MMJ have the opposite problem of approaching the stodgy world of rock and roll with a sense of fun that is palpably missing on modern rock radio (though I don’t think FM radio is a particularly viable source of gauging artist influence and popularity anymore, not even in the case of Lady Gaga). Yeah, “Victory Dance” and “Circuital” are open-ended, expansive, and gorgeously produced, but they also have a sense of movement that is lacking in the strippers and grime sleaze of most of today’s modern rock radio (side note: When did I become my grandfather?). “Victory Dance” has a ridiculous harmony opening and riff in that it is simultaneously silly and threatening, the way that bands from the Seventies could be (did somebody say Styx, “Renegade”?). Plus, “Circuital” is a sequel of sorts to “Gideon,” one of the stellar moments on Z, so it deserves extra consideration on this album, and I can imagine how great it would sound in a live setting.

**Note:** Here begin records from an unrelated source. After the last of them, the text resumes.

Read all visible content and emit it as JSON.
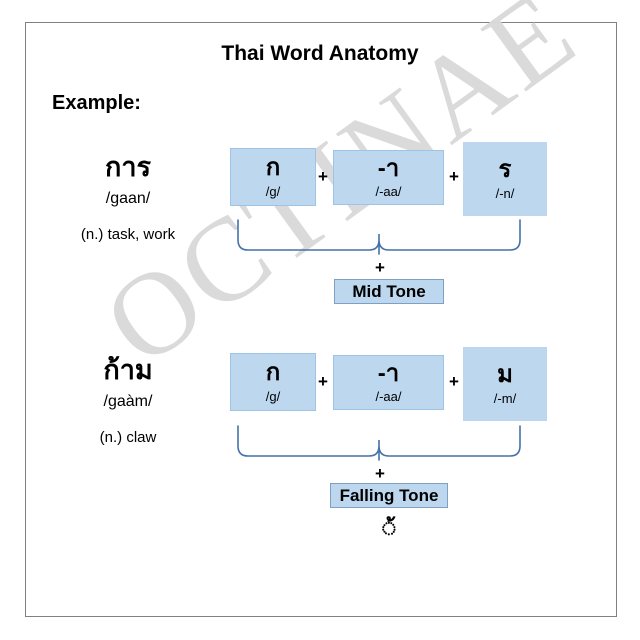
{
  "document": {
    "title": "Thai Word Anatomy",
    "example_label": "Example:"
  },
  "watermark": {
    "text": "OCTINAE"
  },
  "colors": {
    "box_fill": "#bdd7ee",
    "box_border": "#9dc3e6",
    "brace_stroke": "#4472a8",
    "frame_border": "#808080",
    "text": "#000000",
    "watermark": "#d9d9d9"
  },
  "entries": [
    {
      "thai": "การ",
      "phonetic": "/gaan/",
      "gloss": "(n.) task, work",
      "components": [
        {
          "glyph": "ก",
          "phonetic": "/g/"
        },
        {
          "glyph": "-า",
          "phonetic": "/-aa/"
        },
        {
          "glyph": "ร",
          "phonetic": "/-n/"
        }
      ],
      "operators": [
        "+",
        "+"
      ],
      "combine_operator": "+",
      "tone": "Mid Tone",
      "tone_mark": ""
    },
    {
      "thai": "ก้าม",
      "phonetic": "/gaàm/",
      "gloss": "(n.) claw",
      "components": [
        {
          "glyph": "ก",
          "phonetic": "/g/"
        },
        {
          "glyph": "-า",
          "phonetic": "/-aa/"
        },
        {
          "glyph": "ม",
          "phonetic": "/-m/"
        }
      ],
      "operators": [
        "+",
        "+"
      ],
      "combine_operator": "+",
      "tone": "Falling Tone",
      "tone_mark": "◌้"
    }
  ]
}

If you want an example of this level of pop fun in Circuital, check out the track “Holdin On To Black Metal.” At a glance, the song is just pure fun, all porn wah-wah pedal guitars melded with horns and the ridiculous falsetto of James to perfect taste. This song illustrates how Circuital is a very keyboard-driven album, even though the guitars hold their own. Wait, is that a kid’s choir singing background in the chorus? I love this band! Talking about Lucifer’s peach (um, ew) isn’t the wackiest thing about this song, but I think it holds together better than last album’s "Highly Suspicious." Keep in mind I loved the latter, but this is just a better song since I’ll take a Motown rave-up over Prince any day of the week. 

Regardless, MMJ still shows signs of light at the end of each tunnel. It’s getting harder and harder for any musical artist to release an album without a specific marketing niche and hook. Yet Jim James and his crack band have never fit within that marketing game because they’ve taken the traditional route of touring and honing their sound to a razor edge. They also utilize James’ soaring vocals to great effect, covering Berlin and Erykah Badu in early demos. This is a refusal to fit within any niche except whatever they find, and this is a hallmark of the best bands. Some artists were born this way, and I firmly believe My Morning Jacket prove that they’ve got nothing to prove on this album. Have fun, boys, I know I am when I listen to this, and I bet that teenaged Moodicarus would have loved it too when he put down the SR-71 album.


Jake said...

ok, let me first say my morning jacket has always been a 'meh' band for me. if they are playing i'm fine, but if someone wants to switch to something else, i give no protests.

i dug this album because it sounded like they recorded the entire thing in a big empty church with great acoustics. which, by the way, is pretty much what they did. the sonic value is fantastic.

the album kind of blends in for me. each track is a little like the one before it. i dig the slow pacing and the overall sound, but it kind of felt like one long song with a few bridges.

unfortunately i don't have much else to say. it is just another 'meh' album from a 'meh' band.

Moodicarus said...

Wow Jake, I still can't believe I'm reading this three weeks later. Yes, Circuital isn't their best album by far, but it's still an interesting step forward and hardly blends (though the end is softer than expected). I find that the band's creative streak is something to be championed, and they consistently find new ways to entertain me when listening. Regardless of sonic value, the songwriting has always been there to turn these tunes to gold, and I really appreciate that. I respectfully disagree with this comment because I think you should hear the live album Okonokos sometime to really get how different they are from other touring groups. Glad that you did seem to get some enjoyment out of it.